Evidence of DNA repair/processing defects in cultured skin fibroblasts from breast cancer patients

Citation
Ma. Hannan et al., Evidence of DNA repair/processing defects in cultured skin fibroblasts from breast cancer patients, CANCER RES, 61(9), 2001, pp. 3627-3631
Citations number
22
Language
INGLESE
art.tipo
Article
Categorie Soggetti
Oncology,"Onconogenesis & Cancer Research
Journal title
CANCER RESEARCH
ISSN journal
0008-5472 → ACNP
Volume
61
Issue
9
Year of publication
2001
Pages
3627 - 3631
Database
ISI
SICI code
0008-5472(20010501)61:9<3627:EODRDI>2.0.ZU;2-Y
Abstract

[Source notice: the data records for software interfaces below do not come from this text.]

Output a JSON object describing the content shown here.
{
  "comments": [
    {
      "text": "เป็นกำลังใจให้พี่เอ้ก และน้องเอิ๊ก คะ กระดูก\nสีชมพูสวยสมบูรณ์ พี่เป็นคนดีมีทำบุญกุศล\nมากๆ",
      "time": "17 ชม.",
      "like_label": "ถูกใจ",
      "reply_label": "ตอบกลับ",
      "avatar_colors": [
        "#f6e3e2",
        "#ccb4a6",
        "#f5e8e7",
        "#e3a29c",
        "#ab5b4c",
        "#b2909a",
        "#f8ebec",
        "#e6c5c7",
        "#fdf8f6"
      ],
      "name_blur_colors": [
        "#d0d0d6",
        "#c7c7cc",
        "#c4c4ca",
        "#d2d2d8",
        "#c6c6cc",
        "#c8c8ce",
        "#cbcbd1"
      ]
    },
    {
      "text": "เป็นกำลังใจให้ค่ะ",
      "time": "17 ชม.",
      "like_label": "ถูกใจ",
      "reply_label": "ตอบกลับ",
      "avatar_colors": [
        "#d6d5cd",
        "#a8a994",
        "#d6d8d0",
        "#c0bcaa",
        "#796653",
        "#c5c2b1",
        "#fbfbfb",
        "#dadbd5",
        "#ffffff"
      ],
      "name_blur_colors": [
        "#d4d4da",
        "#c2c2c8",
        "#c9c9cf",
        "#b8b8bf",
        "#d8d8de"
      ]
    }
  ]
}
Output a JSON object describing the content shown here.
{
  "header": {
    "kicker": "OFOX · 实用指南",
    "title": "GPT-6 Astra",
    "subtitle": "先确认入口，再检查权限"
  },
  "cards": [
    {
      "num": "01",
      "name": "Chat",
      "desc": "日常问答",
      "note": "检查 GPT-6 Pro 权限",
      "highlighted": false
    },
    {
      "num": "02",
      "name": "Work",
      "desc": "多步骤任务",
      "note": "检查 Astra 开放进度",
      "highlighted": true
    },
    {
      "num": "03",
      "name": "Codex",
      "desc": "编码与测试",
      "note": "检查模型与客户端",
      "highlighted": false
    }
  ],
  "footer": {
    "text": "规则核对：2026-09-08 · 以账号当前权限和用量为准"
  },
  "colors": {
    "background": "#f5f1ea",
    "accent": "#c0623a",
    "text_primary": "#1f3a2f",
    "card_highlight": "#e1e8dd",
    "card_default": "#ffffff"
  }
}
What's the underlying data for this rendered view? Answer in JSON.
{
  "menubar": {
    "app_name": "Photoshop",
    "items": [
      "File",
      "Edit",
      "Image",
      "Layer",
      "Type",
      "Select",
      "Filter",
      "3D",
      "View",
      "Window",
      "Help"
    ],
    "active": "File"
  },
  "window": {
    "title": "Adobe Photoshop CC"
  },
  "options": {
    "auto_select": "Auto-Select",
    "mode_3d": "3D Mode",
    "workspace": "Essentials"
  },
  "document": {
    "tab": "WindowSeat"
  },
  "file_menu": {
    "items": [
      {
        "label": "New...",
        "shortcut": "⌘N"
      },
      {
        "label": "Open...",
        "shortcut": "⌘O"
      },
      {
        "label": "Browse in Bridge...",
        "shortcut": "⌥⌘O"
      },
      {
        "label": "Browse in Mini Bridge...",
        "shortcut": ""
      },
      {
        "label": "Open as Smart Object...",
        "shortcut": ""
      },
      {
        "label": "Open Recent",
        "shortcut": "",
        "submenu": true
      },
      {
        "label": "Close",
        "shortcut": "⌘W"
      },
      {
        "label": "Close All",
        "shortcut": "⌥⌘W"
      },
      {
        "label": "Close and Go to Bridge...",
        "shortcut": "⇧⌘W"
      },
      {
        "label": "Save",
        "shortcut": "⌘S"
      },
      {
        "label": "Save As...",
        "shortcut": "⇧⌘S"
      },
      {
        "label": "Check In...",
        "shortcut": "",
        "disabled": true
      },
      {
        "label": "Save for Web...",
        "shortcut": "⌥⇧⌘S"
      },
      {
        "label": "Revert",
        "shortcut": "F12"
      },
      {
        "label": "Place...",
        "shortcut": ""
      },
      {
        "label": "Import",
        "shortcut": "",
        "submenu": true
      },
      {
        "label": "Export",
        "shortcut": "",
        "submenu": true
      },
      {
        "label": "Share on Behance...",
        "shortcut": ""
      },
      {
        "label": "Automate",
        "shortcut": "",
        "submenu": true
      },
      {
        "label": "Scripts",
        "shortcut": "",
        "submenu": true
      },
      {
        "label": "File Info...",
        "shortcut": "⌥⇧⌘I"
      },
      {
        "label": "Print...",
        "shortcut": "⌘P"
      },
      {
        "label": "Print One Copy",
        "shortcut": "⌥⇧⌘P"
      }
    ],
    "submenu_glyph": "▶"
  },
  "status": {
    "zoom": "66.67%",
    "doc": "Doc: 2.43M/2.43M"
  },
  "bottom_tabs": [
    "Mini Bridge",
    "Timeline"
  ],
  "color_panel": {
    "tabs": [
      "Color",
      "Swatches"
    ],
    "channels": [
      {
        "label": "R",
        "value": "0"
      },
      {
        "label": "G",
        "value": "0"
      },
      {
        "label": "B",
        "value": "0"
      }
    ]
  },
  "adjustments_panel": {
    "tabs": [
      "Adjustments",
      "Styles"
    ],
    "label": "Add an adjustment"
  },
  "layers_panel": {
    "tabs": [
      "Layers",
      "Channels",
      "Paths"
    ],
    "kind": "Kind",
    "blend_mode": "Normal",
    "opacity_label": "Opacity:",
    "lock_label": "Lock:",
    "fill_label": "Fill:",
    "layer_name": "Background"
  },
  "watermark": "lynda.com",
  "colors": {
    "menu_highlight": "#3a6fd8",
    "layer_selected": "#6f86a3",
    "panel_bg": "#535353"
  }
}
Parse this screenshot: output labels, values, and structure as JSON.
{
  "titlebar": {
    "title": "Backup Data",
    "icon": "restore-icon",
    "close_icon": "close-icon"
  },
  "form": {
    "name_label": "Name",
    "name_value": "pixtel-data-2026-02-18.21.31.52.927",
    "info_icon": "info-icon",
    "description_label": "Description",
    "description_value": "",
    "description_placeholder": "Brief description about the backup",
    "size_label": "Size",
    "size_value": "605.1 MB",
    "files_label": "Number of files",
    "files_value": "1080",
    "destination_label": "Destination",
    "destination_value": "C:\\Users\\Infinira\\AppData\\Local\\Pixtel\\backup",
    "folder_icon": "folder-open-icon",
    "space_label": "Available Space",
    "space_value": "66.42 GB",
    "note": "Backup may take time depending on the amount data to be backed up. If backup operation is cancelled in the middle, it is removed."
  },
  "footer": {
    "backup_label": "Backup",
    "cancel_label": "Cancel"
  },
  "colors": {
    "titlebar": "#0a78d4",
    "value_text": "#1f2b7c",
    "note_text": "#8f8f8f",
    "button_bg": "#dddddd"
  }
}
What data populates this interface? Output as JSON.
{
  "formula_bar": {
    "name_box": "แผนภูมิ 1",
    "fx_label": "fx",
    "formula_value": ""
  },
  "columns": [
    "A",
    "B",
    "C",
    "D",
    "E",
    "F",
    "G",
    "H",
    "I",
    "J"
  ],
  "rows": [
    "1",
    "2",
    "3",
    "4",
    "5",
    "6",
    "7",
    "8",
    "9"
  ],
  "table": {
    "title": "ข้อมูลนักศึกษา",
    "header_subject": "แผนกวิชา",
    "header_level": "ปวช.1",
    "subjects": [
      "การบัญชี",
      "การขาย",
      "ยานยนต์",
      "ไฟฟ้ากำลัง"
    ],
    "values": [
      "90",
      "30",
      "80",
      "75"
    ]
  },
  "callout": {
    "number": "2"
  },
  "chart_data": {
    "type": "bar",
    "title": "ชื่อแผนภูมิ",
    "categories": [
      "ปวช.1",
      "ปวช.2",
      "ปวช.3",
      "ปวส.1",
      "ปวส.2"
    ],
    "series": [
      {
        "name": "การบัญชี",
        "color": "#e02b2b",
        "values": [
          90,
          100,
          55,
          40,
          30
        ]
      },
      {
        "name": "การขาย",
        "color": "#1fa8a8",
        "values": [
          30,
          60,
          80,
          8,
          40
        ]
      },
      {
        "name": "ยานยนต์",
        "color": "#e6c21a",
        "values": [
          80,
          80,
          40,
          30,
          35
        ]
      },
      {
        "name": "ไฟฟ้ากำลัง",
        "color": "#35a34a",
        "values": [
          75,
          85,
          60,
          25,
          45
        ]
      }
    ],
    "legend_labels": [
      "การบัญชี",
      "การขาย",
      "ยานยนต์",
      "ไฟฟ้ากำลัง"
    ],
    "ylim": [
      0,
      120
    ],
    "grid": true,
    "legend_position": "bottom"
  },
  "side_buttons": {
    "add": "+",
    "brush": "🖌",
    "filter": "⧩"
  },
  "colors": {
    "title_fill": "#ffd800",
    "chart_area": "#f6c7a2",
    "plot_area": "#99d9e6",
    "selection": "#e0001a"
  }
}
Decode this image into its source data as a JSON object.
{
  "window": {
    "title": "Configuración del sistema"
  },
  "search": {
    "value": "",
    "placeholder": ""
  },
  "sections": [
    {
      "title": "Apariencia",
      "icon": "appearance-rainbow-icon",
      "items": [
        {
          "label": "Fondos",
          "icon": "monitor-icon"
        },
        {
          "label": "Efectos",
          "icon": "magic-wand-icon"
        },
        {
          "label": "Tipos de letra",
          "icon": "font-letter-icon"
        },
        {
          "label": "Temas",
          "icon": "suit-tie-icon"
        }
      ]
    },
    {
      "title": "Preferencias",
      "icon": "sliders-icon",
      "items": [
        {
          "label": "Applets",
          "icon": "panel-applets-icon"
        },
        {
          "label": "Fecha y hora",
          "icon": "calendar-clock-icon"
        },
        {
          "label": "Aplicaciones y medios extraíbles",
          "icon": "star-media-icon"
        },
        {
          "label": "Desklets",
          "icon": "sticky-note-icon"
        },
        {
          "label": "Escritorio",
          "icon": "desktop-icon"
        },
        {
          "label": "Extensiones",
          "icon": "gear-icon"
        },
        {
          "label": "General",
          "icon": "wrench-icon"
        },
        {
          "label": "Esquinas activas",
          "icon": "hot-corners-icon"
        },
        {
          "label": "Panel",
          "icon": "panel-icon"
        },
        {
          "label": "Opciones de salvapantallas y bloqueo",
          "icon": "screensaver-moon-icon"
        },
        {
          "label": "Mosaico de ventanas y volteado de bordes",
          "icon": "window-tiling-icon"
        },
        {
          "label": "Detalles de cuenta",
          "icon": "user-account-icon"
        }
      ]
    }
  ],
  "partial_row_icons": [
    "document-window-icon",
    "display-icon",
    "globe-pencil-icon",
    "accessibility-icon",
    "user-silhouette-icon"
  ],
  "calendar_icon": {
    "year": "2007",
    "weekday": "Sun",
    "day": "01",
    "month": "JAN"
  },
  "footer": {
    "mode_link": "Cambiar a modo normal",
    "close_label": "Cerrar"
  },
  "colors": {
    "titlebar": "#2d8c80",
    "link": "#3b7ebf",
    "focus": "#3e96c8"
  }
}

Cultured skin fibroblasts from 14 breast cancer (BC) patients were compared with those from 8 healthy subjects and 4 ataxia-telangiectasia (A-T) cases for sensitivity to low dose-rate (0.007 Gy/min) gamma -irradiation assesse d by a colony-forming assay and for postirradiation DNA synthesis inhibitio n determined by the method of [H-3]thymidine incorporation. Fibroblasts fro m all but two DC patients exhibited moderately enhanced radiosensitivity in the colony-forming assay, occupying an intermediate position between the c ontrols and the A-T cases. Fibroblasts from the radiosensitive BC patients also showed an intermediate response with respect to radio-induced DNA synt hesis inhibition compared with those from controls and A-T cases. In a host cell reactivation assay using an irradiated herpes simplex virus Fur plaqu e-forming: ability, the fibroblasts from 7 BC patients, used as host cells, resulted in a significantly reduced (P < 0.0001) recovery of the virus rel ative to the 8 control Fibroblasts, suggesting a deficiency in DNA repair i n the Former. A number of the BC fibroblasts analyzed in an assay for poten tially lethal damage repair confirmed the repair deficiency in the fibrobla sts from the BC patients. Defects in DNA repair and/or DNA processing after exposure to genotoxic agents would lead to genomic instability and hence w ould be responsible for cancer predisposition, Our data suggest that most D C patients may carry various genes resulting in such defects, and additiona l studies on normal cells from a larger cohort of DC patients and their fam ily members are warranted to establish a connection between mutations or po lymorphisms in specific DNA repair genes and susceptibility to breast cance r.